_What the task requires_
An exact repetition of the data below, without images, is the expected answer.

_Input for this task_
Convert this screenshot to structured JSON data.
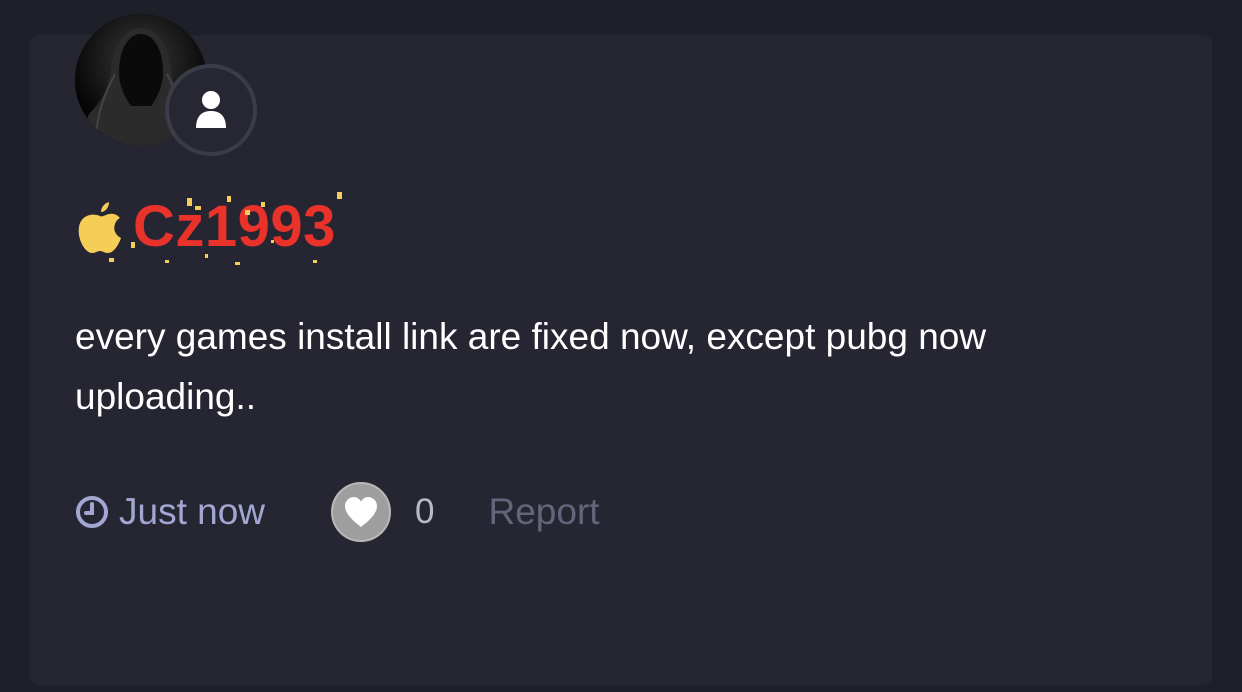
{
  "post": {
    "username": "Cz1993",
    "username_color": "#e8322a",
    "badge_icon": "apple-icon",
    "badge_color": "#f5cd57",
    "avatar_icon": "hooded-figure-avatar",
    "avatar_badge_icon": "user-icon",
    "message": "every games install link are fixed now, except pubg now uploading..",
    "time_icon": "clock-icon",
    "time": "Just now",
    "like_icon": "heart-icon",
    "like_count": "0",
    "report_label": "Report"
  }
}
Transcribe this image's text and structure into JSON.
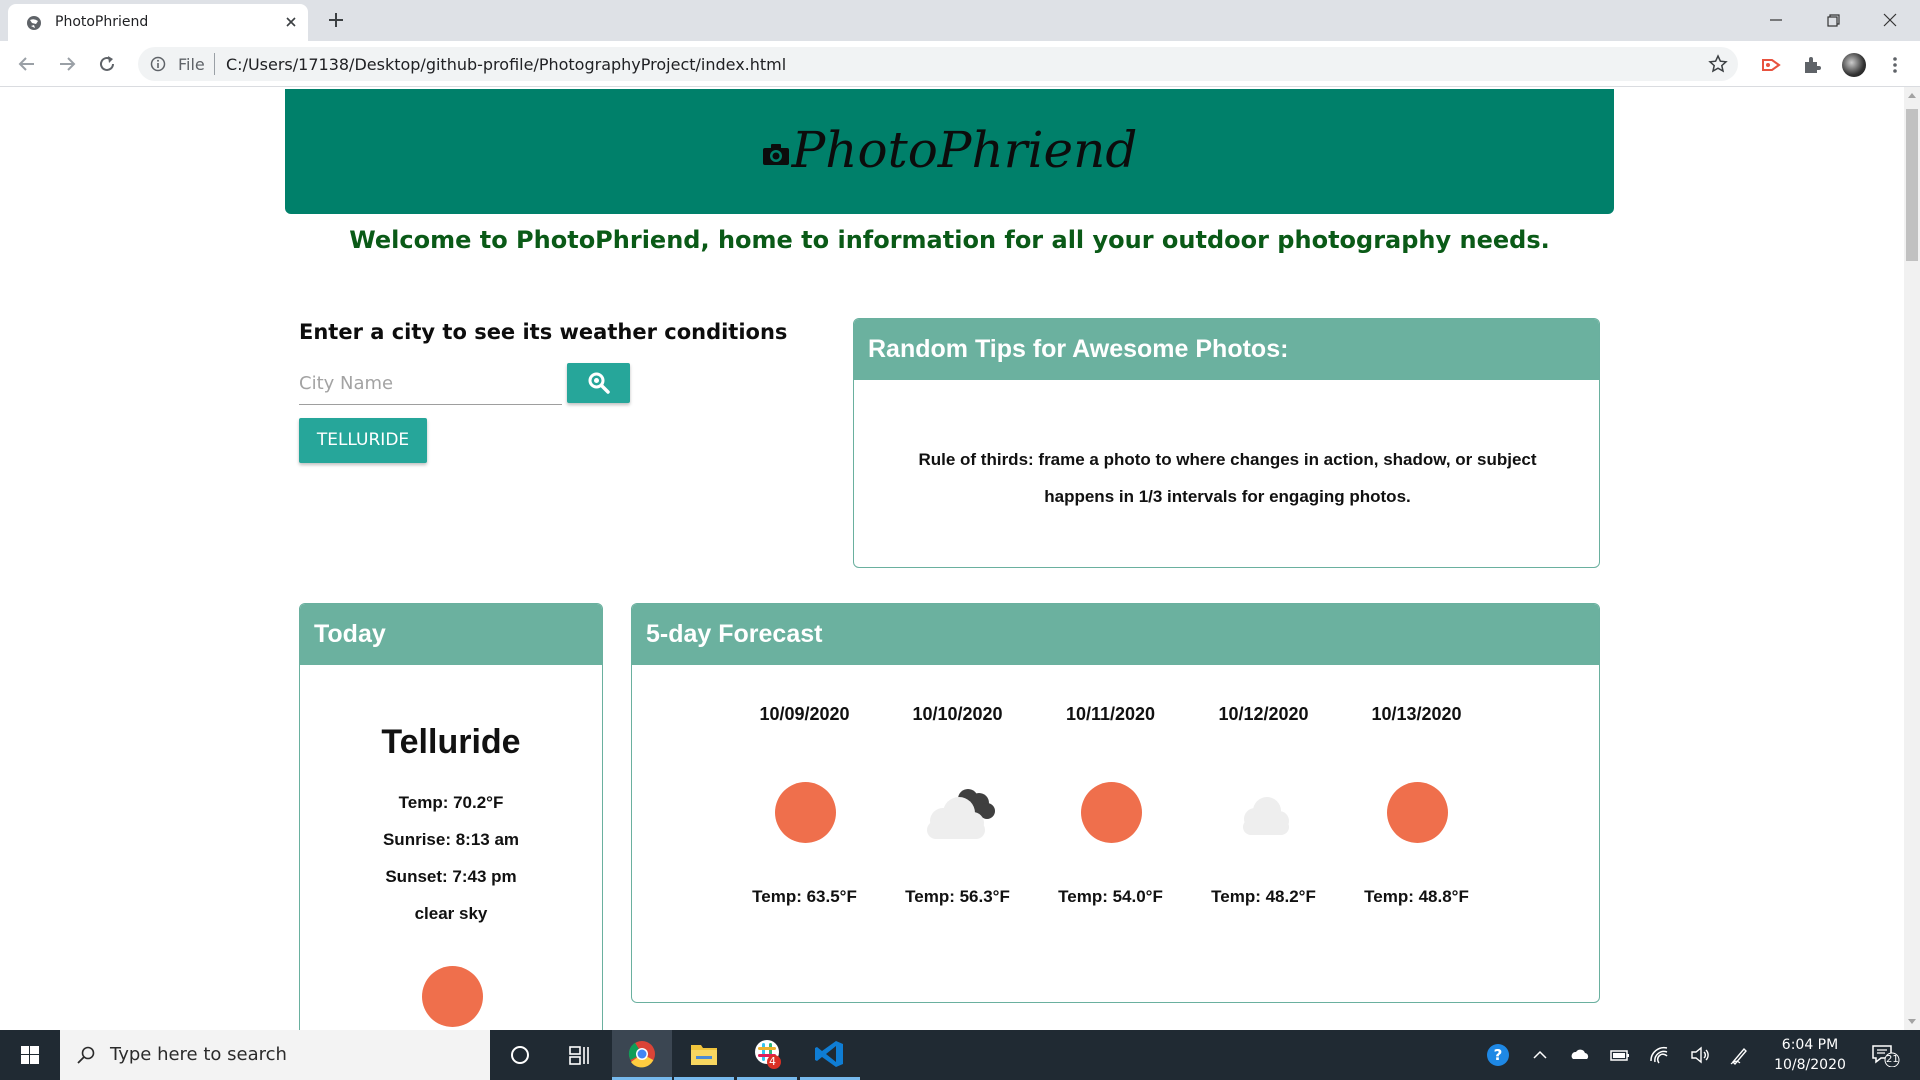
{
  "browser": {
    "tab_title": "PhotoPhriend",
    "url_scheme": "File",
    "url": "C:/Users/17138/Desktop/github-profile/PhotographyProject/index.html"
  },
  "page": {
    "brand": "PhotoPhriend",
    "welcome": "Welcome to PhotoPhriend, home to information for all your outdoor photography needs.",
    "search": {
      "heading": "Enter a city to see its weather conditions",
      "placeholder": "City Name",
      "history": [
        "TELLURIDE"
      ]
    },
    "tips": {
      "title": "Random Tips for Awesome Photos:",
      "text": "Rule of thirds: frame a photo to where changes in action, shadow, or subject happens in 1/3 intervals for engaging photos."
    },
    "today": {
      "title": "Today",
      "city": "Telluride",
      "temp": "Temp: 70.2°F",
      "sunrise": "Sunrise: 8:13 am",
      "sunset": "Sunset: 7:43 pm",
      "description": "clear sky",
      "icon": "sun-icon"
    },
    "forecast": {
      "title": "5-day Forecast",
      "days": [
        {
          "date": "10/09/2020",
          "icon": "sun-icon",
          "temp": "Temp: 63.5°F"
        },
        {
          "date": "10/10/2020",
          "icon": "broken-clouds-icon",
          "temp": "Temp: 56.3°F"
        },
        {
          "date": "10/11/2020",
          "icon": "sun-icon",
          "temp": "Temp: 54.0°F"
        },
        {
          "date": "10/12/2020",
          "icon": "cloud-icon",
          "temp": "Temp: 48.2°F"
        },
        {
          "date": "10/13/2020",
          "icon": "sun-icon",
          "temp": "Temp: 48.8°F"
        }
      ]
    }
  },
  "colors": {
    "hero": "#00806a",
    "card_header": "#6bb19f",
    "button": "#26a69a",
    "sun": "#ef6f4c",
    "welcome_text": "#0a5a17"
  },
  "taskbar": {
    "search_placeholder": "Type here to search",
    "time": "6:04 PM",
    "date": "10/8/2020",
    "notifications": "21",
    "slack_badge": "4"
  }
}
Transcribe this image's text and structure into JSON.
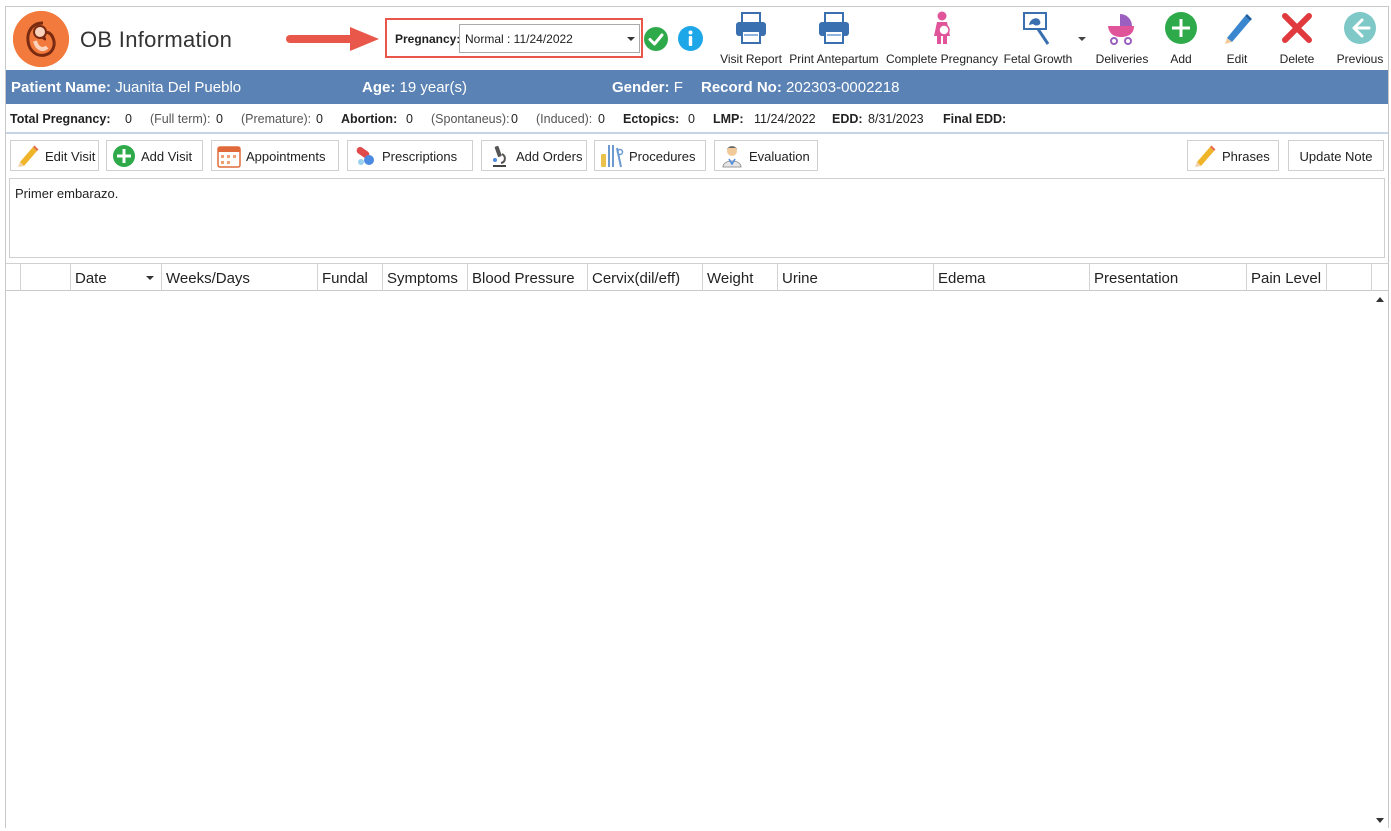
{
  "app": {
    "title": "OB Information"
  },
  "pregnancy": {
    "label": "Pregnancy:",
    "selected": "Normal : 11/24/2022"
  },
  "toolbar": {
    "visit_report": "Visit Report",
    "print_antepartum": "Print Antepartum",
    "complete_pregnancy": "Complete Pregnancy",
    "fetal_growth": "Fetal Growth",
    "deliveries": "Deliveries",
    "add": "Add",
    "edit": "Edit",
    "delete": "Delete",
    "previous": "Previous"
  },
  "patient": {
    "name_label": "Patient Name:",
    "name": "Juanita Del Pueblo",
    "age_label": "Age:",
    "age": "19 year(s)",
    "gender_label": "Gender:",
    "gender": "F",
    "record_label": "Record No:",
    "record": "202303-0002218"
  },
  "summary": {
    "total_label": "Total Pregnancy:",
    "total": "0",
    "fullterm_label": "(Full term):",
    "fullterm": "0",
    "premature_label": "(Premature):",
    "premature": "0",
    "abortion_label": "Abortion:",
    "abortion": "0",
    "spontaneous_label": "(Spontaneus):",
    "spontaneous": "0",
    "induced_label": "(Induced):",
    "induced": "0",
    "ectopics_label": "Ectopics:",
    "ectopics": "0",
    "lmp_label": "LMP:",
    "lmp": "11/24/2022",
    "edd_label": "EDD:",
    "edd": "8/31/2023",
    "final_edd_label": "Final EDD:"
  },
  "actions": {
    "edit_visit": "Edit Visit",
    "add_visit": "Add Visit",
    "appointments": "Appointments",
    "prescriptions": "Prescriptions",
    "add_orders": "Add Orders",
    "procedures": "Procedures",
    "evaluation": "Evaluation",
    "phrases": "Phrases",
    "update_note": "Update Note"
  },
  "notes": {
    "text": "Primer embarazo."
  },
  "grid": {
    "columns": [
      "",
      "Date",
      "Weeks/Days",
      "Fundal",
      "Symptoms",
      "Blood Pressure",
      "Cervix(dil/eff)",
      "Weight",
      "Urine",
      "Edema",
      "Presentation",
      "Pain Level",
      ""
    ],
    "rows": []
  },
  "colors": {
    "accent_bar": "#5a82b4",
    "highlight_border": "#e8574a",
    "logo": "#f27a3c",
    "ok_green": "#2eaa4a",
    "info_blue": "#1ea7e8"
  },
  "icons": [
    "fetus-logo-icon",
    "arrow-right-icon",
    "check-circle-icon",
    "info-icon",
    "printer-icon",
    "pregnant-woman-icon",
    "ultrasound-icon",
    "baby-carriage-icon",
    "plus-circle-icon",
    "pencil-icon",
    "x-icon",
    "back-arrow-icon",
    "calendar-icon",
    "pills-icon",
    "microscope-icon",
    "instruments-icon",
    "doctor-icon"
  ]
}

_Exercise answer_
Convert this screenshot to structured JSON data.
{
  "post": {
    "username": "Cz1993",
    "username_color": "#e8322a",
    "badge_icon": "apple-icon",
    "badge_color": "#f5cd57",
    "avatar_icon": "hooded-figure-avatar",
    "avatar_badge_icon": "user-icon",
    "message": "every games install link are fixed now, except pubg now uploading..",
    "time_icon": "clock-icon",
    "time": "Just now",
    "like_icon": "heart-icon",
    "like_count": "0",
    "report_label": "Report"
  }
}
Transcribe this image's text and structure into JSON.
{
  "browser": {
    "tab_title": "PhotoPhriend",
    "url_scheme": "File",
    "url": "C:/Users/17138/Desktop/github-profile/PhotographyProject/index.html"
  },
  "page": {
    "brand": "PhotoPhriend",
    "welcome": "Welcome to PhotoPhriend, home to information for all your outdoor photography needs.",
    "search": {
      "heading": "Enter a city to see its weather conditions",
      "placeholder": "City Name",
      "history": [
        "TELLURIDE"
      ]
    },
    "tips": {
      "title": "Random Tips for Awesome Photos:",
      "text": "Rule of thirds: frame a photo to where changes in action, shadow, or subject happens in 1/3 intervals for engaging photos."
    },
    "today": {
      "title": "Today",
      "city": "Telluride",
      "temp": "Temp: 70.2°F",
      "sunrise": "Sunrise: 8:13 am",
      "sunset": "Sunset: 7:43 pm",
      "description": "clear sky",
      "icon": "sun-icon"
    },
    "forecast": {
      "title": "5-day Forecast",
      "days": [
        {
          "date": "10/09/2020",
          "icon": "sun-icon",
          "temp": "Temp: 63.5°F"
        },
        {
          "date": "10/10/2020",
          "icon": "broken-clouds-icon",
          "temp": "Temp: 56.3°F"
        },
        {
          "date": "10/11/2020",
          "icon": "sun-icon",
          "temp": "Temp: 54.0°F"
        },
        {
          "date": "10/12/2020",
          "icon": "cloud-icon",
          "temp": "Temp: 48.2°F"
        },
        {
          "date": "10/13/2020",
          "icon": "sun-icon",
          "temp": "Temp: 48.8°F"
        }
      ]
    }
  },
  "colors": {
    "hero": "#00806a",
    "card_header": "#6bb19f",
    "button": "#26a69a",
    "sun": "#ef6f4c",
    "welcome_text": "#0a5a17"
  },
  "taskbar": {
    "search_placeholder": "Type here to search",
    "time": "6:04 PM",
    "date": "10/8/2020",
    "notifications": "21",
    "slack_badge": "4"
  }
}
Transcribe this image's text and structure into JSON.
{
  "app": {
    "title": "OB Information"
  },
  "pregnancy": {
    "label": "Pregnancy:",
    "selected": "Normal : 11/24/2022"
  },
  "toolbar": {
    "visit_report": "Visit Report",
    "print_antepartum": "Print Antepartum",
    "complete_pregnancy": "Complete Pregnancy",
    "fetal_growth": "Fetal Growth",
    "deliveries": "Deliveries",
    "add": "Add",
    "edit": "Edit",
    "delete": "Delete",
    "previous": "Previous"
  },
  "patient": {
    "name_label": "Patient Name:",
    "name": "Juanita Del Pueblo",
    "age_label": "Age:",
    "age": "19 year(s)",
    "gender_label": "Gender:",
    "gender": "F",
    "record_label": "Record No:",
    "record": "202303-0002218"
  },
  "summary": {
    "total_label": "Total Pregnancy:",
    "total": "0",
    "fullterm_label": "(Full term):",
    "fullterm": "0",
    "premature_label": "(Premature):",
    "premature": "0",
    "abortion_label": "Abortion:",
    "abortion": "0",
    "spontaneous_label": "(Spontaneus):",
    "spontaneous": "0",
    "induced_label": "(Induced):",
    "induced": "0",
    "ectopics_label": "Ectopics:",
    "ectopics": "0",
    "lmp_label": "LMP:",
    "lmp": "11/24/2022",
    "edd_label": "EDD:",
    "edd": "8/31/2023",
    "final_edd_label": "Final EDD:"
  },
  "actions": {
    "edit_visit": "Edit Visit",
    "add_visit": "Add Visit",
    "appointments": "Appointments",
    "prescriptions": "Prescriptions",
    "add_orders": "Add Orders",
    "procedures": "Procedures",
    "evaluation": "Evaluation",
    "phrases": "Phrases",
    "update_note": "Update Note"
  },
  "notes": {
    "text": "Primer embarazo."
  },
  "grid": {
    "columns": [
      "",
      "Date",
      "Weeks/Days",
      "Fundal",
      "Symptoms",
      "Blood Pressure",
      "Cervix(dil/eff)",
      "Weight",
      "Urine",
      "Edema",
      "Presentation",
      "Pain Level",
      ""
    ],
    "rows": []
  },
  "colors": {
    "accent_bar": "#5a82b4",
    "highlight_border": "#e8574a",
    "logo": "#f27a3c",
    "ok_green": "#2eaa4a",
    "info_blue": "#1ea7e8"
  },
  "icons": [
    "fetus-logo-icon",
    "arrow-right-icon",
    "check-circle-icon",
    "info-icon",
    "printer-icon",
    "pregnant-woman-icon",
    "ultrasound-icon",
    "baby-carriage-icon",
    "plus-circle-icon",
    "pencil-icon",
    "x-icon",
    "back-arrow-icon",
    "calendar-icon",
    "pills-icon",
    "microscope-icon",
    "instruments-icon",
    "doctor-icon"
  ]
}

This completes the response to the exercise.